- _Given data_:
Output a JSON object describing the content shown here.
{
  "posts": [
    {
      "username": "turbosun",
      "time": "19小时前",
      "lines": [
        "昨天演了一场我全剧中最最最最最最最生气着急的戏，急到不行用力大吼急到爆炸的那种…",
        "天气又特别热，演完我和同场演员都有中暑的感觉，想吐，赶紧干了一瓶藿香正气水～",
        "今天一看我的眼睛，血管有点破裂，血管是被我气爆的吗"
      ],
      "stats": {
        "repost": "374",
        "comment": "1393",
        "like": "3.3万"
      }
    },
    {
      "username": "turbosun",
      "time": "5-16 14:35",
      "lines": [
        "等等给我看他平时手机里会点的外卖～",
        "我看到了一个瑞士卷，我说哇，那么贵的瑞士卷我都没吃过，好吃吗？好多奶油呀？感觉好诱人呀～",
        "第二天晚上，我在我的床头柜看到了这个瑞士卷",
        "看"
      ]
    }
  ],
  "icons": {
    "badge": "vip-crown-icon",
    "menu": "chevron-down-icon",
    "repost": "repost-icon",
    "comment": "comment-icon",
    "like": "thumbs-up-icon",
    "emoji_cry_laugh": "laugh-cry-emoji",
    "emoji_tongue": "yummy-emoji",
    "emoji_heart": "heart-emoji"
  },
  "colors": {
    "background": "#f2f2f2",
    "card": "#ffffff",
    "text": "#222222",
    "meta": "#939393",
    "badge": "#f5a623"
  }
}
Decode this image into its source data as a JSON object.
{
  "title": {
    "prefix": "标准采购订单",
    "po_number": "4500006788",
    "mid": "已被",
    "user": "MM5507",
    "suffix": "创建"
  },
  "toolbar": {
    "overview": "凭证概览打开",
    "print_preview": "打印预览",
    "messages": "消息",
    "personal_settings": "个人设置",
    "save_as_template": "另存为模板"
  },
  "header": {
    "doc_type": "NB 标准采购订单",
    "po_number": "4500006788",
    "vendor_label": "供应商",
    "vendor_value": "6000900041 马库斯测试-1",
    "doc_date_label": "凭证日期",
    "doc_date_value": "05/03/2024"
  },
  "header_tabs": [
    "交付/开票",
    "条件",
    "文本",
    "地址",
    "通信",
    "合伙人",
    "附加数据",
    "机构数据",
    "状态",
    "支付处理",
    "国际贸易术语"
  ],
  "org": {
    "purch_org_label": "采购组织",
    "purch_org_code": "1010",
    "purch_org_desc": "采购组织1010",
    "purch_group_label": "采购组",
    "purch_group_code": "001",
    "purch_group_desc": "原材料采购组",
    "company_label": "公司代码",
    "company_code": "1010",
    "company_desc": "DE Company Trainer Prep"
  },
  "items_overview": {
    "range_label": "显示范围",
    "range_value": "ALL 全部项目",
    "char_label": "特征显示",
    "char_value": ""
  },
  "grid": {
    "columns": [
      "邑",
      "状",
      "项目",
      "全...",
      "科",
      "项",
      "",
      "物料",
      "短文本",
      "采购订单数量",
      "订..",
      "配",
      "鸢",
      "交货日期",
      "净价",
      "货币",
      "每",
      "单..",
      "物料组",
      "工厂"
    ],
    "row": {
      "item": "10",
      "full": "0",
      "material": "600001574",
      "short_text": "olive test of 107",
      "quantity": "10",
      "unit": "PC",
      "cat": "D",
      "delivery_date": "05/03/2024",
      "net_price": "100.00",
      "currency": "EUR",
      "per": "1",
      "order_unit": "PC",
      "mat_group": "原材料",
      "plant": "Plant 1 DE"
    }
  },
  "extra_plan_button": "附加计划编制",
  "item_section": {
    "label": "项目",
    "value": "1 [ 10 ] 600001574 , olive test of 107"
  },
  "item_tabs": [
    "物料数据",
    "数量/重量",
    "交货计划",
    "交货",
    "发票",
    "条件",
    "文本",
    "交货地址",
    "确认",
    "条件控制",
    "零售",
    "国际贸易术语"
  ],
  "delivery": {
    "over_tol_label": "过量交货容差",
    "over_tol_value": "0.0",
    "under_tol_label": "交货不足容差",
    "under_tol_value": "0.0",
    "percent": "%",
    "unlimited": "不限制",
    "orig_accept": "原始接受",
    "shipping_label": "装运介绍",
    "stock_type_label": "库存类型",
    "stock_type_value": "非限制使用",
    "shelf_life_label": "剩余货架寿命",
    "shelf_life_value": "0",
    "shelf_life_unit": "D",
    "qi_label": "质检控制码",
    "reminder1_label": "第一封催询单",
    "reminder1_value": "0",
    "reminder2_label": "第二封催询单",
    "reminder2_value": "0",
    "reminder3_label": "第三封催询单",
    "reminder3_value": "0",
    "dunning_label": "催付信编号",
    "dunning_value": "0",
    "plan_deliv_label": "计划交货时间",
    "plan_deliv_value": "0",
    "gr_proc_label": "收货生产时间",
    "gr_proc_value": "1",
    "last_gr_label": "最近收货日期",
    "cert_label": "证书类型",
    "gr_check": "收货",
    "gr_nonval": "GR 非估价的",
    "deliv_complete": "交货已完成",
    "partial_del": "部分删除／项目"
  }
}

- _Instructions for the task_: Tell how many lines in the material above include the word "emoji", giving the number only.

- _Task response_: 3